“Curse of the Bambino.” I’d told her all about the strange doings that followed them ever since 1920, when Red Sox owner Harry Frazee sold Babe Ruth to the New York Yankees for $125,000 in cash and a $300,000 loan. Frazee used the money to produce a Broadway play, “No, No, Nanette.” In 1920 and 1921 the “Bambino” hit 109 home runs. And, you know the rest. The Red Sox have not won a World Series since that infamous sale. The Yankees have won twenty six. TWENTY SIX! In short, Harry Frazee, Broadway producer extraordinaire got “No, No Nanette and the fans of New England got “No, No, Bosox.”

When I told Nancy about the “curse” she just laughed. “There’s no such thing.”
“I’m tellin’ you Coach, something happens every time we get close. It always does.”
“It’s just an old wive’s tale, Slick.”
“There’s more to it than that. How do you explain ’46? How do you explain ’78?”
“It’s just baseball. The Yankees were just the better team.”
“You keep that up and we’ll be in counseling. There’s no way they’re better than my Sox. I mean we’ve had Tris Speaker and Ted Williams and Jimmy Foxx.”
“Yeah, and they’ve had DiMaggio and Ruth Gehrig and Mickey Mantle.”
“We’re still better.”
“Well then maybe this is your year.”

It was October 25th. We’d just gotten home in time to watch what appeared to be everything I’d waited for years to see. It was the bottom of the tenth. There were two outs and nobody on. It seemed like a sure thing. “See,” Nancy said. “This is going to be your year.”
“I can’t stand it. I can’t watch. I’m going downstairs for a while. I’ll come back up to watch the celebration.”
“You’re not serious.”
“I’ve gotta’ go.”
“Don’t you want to see this. I mean you’ve waited so long.”
“I do, but something always seems to happen.”

I went downstairs for what seemed to be 30 seconds. It actually turned out to be forty five minutes. I came back upstairs, hoping for good news. When I got to our bedroom where the TV was on Nancy looked at me, stunned. “I don’t believe it, the ball just went through his legs. It was such an easy play; how could it happen? How did you know it was going to happen?”
“I didn’t know “it” was going to happen. I just knew “something” was going to happen.”

For those of you who don’t remember what happened, the account of those fateful moments follows:

“Stanley's next pitch bounced off of Catcher Rich Gedman, allowing Mitchell to score the tying run. Knight advanced to second base. With Knight taking a large lead, Marty Barrett snuck in for what seemed like an easy pickoff, but Bob Stanley was too focused on the plate to realize. Wilson fouled off the pitch. On the tenth pitch of the at-bat, Wilson hit a slow grounder towards first. The ball rolled under Bill Buckner's glove into short right as Knight rounded third to score the winning run. Boston stranded fourteen runners in the game. McNamara later said that he had left Buckner in the game so that he would be on the field when the team won the World Series.”

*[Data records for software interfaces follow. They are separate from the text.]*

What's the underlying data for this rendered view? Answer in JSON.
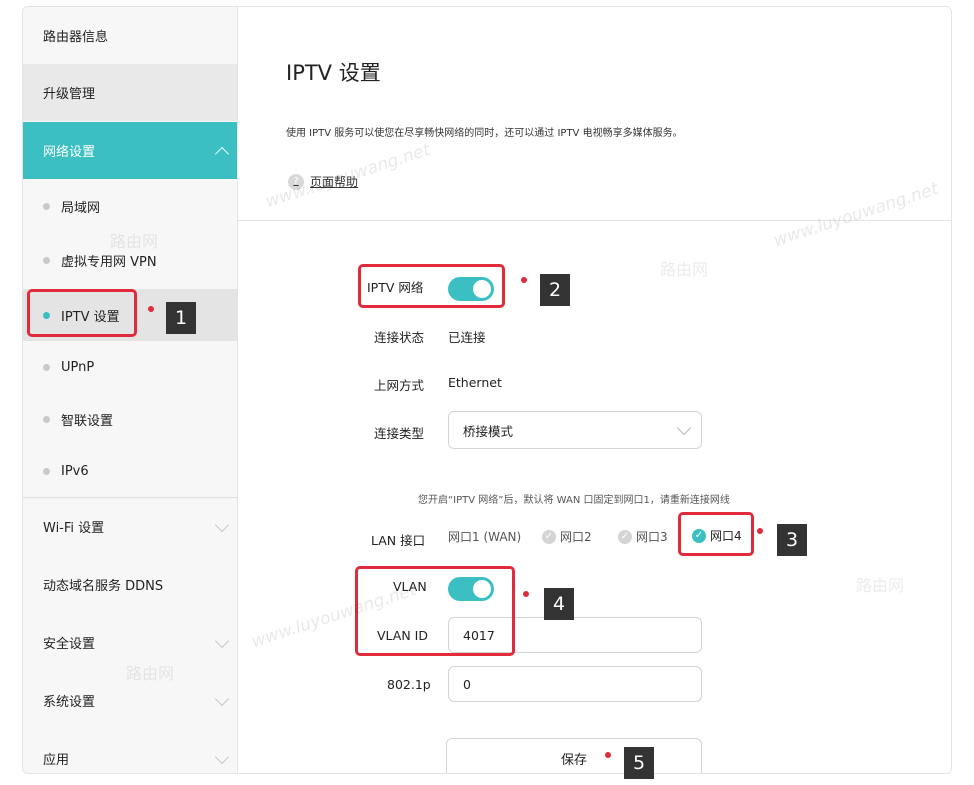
{
  "sidebar": {
    "items": [
      {
        "label": "路由器信息"
      },
      {
        "label": "升级管理"
      },
      {
        "label": "网络设置"
      }
    ],
    "sub_items": [
      {
        "label": "局域网"
      },
      {
        "label": "虚拟专用网 VPN"
      },
      {
        "label": "IPTV 设置"
      },
      {
        "label": "UPnP"
      },
      {
        "label": "智联设置"
      },
      {
        "label": "IPv6"
      }
    ],
    "lower_items": [
      {
        "label": "Wi-Fi 设置"
      },
      {
        "label": "动态域名服务 DDNS"
      },
      {
        "label": "安全设置"
      },
      {
        "label": "系统设置"
      },
      {
        "label": "应用"
      }
    ]
  },
  "page": {
    "title": "IPTV 设置",
    "description": "使用 IPTV 服务可以使您在尽享畅快网络的同时，还可以通过 IPTV 电视畅享多媒体服务。",
    "help_label": "页面帮助",
    "help_icon": "?"
  },
  "form": {
    "iptv_label": "IPTV 网络",
    "iptv_enabled": true,
    "status_label": "连接状态",
    "status_value": "已连接",
    "mode_label": "上网方式",
    "mode_value": "Ethernet",
    "type_label": "连接类型",
    "type_value": "桥接模式",
    "note": "您开启“IPTV 网络”后，默认将 WAN 口固定到网口1，请重新连接网线",
    "lan_label": "LAN 接口",
    "ports": [
      "网口1 (WAN)",
      "网口2",
      "网口3",
      "网口4"
    ],
    "selected_port": "网口4",
    "vlan_label": "VLAN",
    "vlan_enabled": true,
    "vlan_id_label": "VLAN ID",
    "vlan_id_value": "4017",
    "priority_label": "802.1p",
    "priority_value": "0",
    "save_label": "保存"
  },
  "markers": [
    "1",
    "2",
    "3",
    "4",
    "5"
  ],
  "watermarks": [
    "www.luyouwang.net",
    "路由网"
  ],
  "colors": {
    "accent": "#3bbfc3",
    "annotation": "#e02b3a",
    "marker_bg": "#333333"
  },
  "icons": {
    "check": "✓"
  }
}
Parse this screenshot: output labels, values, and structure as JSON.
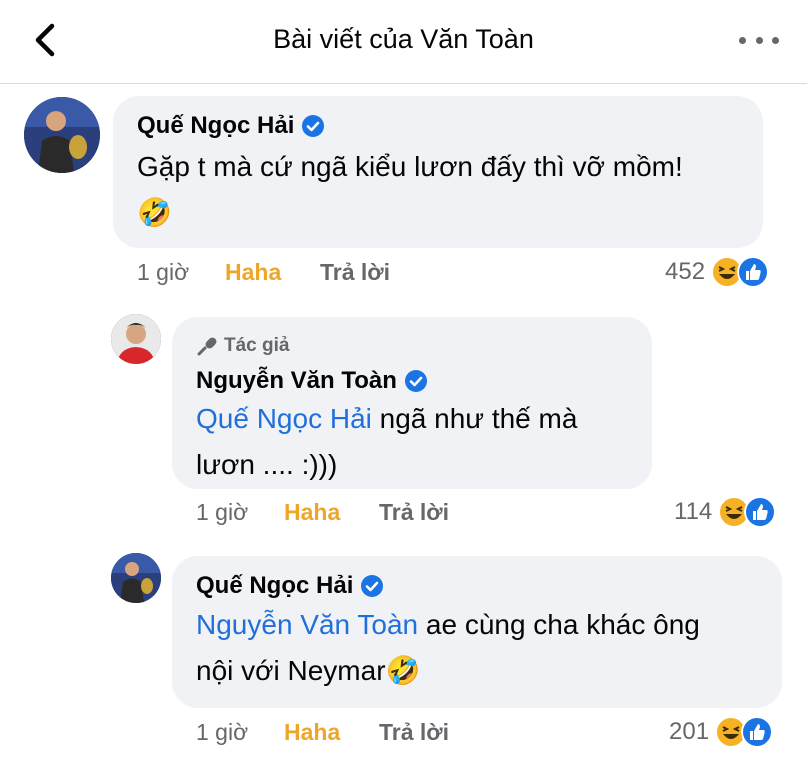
{
  "header": {
    "title": "Bài viết của Văn Toàn"
  },
  "comments": [
    {
      "name": "Quế Ngọc Hải",
      "text": "Gặp t mà cứ ngã kiểu lươn đấy thì vỡ mồm!",
      "emoji": "🤣",
      "time": "1 giờ",
      "haha": "Haha",
      "reply": "Trả lời",
      "count": "452"
    },
    {
      "author_tag": "Tác giả",
      "name": "Nguyễn Văn Toàn",
      "mention": "Quế Ngọc Hải",
      "text_line1": " ngã như thế mà",
      "text_line2": "lươn ....  :)))",
      "time": "1 giờ",
      "haha": "Haha",
      "reply": "Trả lời",
      "count": "114"
    },
    {
      "name": "Quế Ngọc Hải",
      "mention": "Nguyễn Văn Toàn",
      "text_line1": " ae cùng cha khác ông",
      "text_line2": "nội với Neymar",
      "emoji": "🤣",
      "time": "1 giờ",
      "haha": "Haha",
      "reply": "Trả lời",
      "count": "201"
    }
  ],
  "colors": {
    "mention": "#216fdb",
    "haha": "#eda52a",
    "verified": "#1b74e4",
    "bubble": "#f0f2f5"
  }
}
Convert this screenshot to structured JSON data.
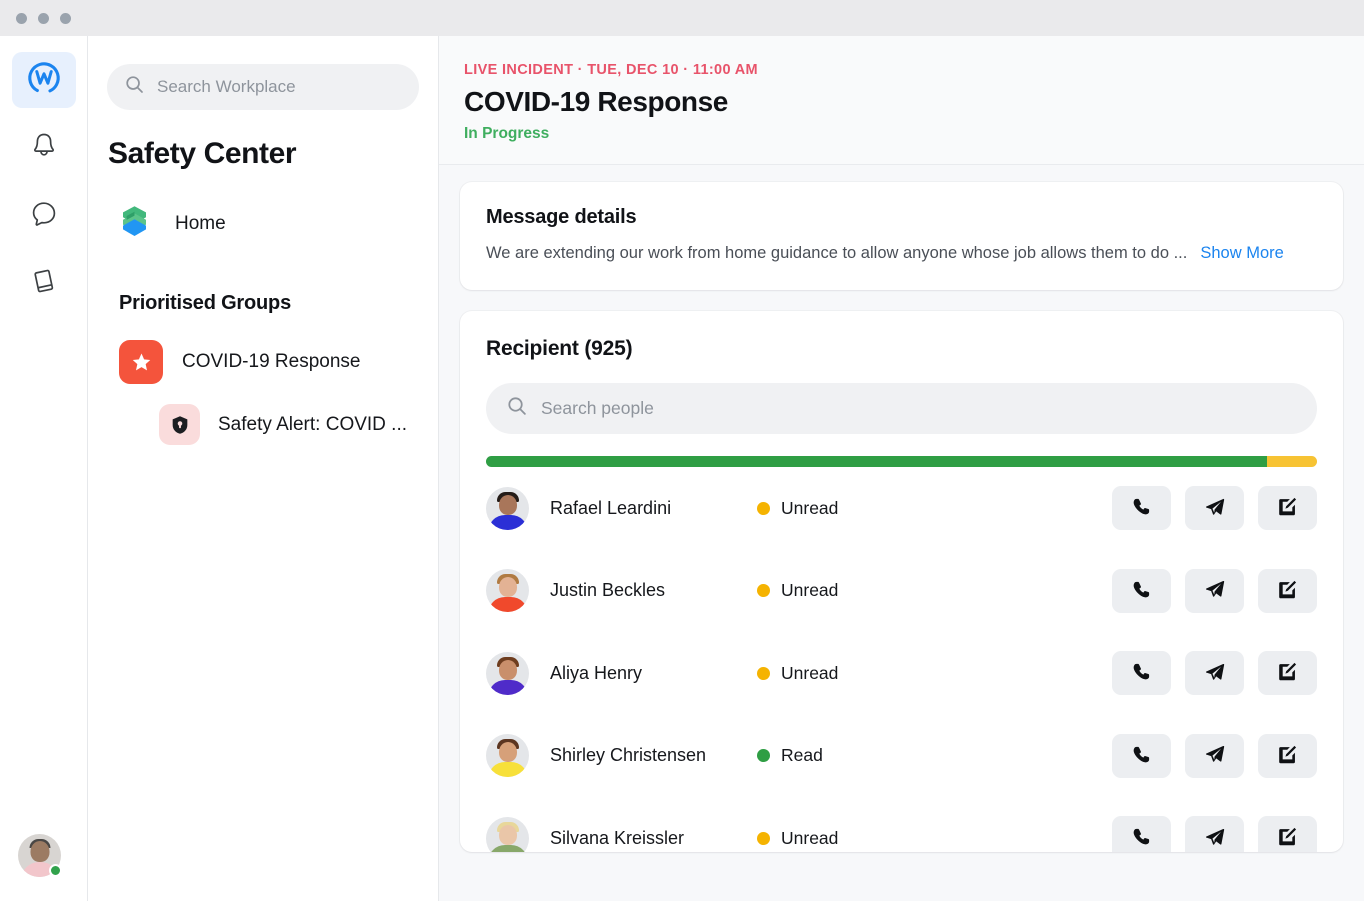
{
  "window": {
    "dots": [
      "close",
      "minimize",
      "maximize"
    ]
  },
  "rail": {
    "items": [
      {
        "name": "workplace-logo",
        "icon": "workplace-w-icon",
        "active": true
      },
      {
        "name": "notifications",
        "icon": "bell-icon",
        "active": false
      },
      {
        "name": "messages",
        "icon": "chat-bubble-icon",
        "active": false
      },
      {
        "name": "library",
        "icon": "book-icon",
        "active": false
      }
    ],
    "profile": {
      "icon": "avatar",
      "status": "online"
    }
  },
  "sidebar": {
    "search": {
      "placeholder": "Search Workplace",
      "value": ""
    },
    "title": "Safety Center",
    "home": {
      "label": "Home",
      "icon": "safety-center-logo"
    },
    "groups_heading": "Prioritised Groups",
    "groups": [
      {
        "label": "COVID-19 Response",
        "icon": "star-icon"
      }
    ],
    "sub_items": [
      {
        "label": "Safety Alert: COVID ...",
        "icon": "shield-icon"
      }
    ]
  },
  "header": {
    "eyebrow": "LIVE INCIDENT · TUE, DEC 10 · 11:00 AM",
    "title": "COVID-19 Response",
    "status": "In Progress",
    "eyebrow_color": "#e8536a",
    "status_color": "#3fae5f"
  },
  "message_details": {
    "title": "Message details",
    "text": "We are extending our work from home guidance to allow anyone whose job allows them to do ...",
    "show_more": "Show More",
    "link_color": "#1b84ef"
  },
  "recipients": {
    "title": "Recipient (925)",
    "count": 925,
    "search": {
      "placeholder": "Search people",
      "value": ""
    },
    "progress": {
      "read_percent": 94,
      "unread_percent": 6,
      "read_color": "#2f9e44",
      "unread_color": "#f7c333"
    },
    "rows": [
      {
        "name": "Rafael Leardini",
        "status": "Unread",
        "status_type": "unread",
        "avatar": {
          "skin": "#a9765a",
          "hair": "#241c18",
          "shirt": "#2b2fd6"
        }
      },
      {
        "name": "Justin Beckles",
        "status": "Unread",
        "status_type": "unread",
        "avatar": {
          "skin": "#e3b294",
          "hair": "#b07b43",
          "shirt": "#f0492c"
        }
      },
      {
        "name": "Aliya Henry",
        "status": "Unread",
        "status_type": "unread",
        "avatar": {
          "skin": "#c98f6b",
          "hair": "#6e3d1f",
          "shirt": "#4f2bc9"
        }
      },
      {
        "name": "Shirley Christensen",
        "status": "Read",
        "status_type": "read",
        "avatar": {
          "skin": "#d6a079",
          "hair": "#5b3520",
          "shirt": "#f7e03a"
        }
      },
      {
        "name": "Silvana Kreissler",
        "status": "Unread",
        "status_type": "unread",
        "avatar": {
          "skin": "#eac6a8",
          "hair": "#e8d79a",
          "shirt": "#88a86a"
        }
      }
    ],
    "actions": [
      {
        "name": "call-button",
        "icon": "phone-icon"
      },
      {
        "name": "send-button",
        "icon": "paper-plane-icon"
      },
      {
        "name": "compose-button",
        "icon": "edit-square-icon"
      }
    ]
  }
}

That was eighteen years ago. It’s now September 29, 2004. My Sox are two and half out. They’ve made the playoffs and they’ve got a shot once again to lay the “Bambino” to rest. Is this to be the year? We’ve got Pedro and Curt and a Manny and David. Everything seems to be right. But, as I sit here typing I wonder. Will some mysterious thing happen this year like it has since 1920? Will a baseball do something that defies the laws of physics and doom the Sox once more? Will the Bambino strike again. Or will the Sox finally requite the love and adoration of the fans of New England and those dispersed, but still attached to Fenway. Let me know sometime in early November, because I’m going into hiding till then.”

1 comment:

Douglas said...

We have an enemy that has sworn our destruction, a border with more holes than Carter has pills, a Republican party that spends like drunken Democrats, and you're writing about baseball?!? Bah, humbug!

On the other hand, I take comfort in your writing...maybe that's not a bad idea after all...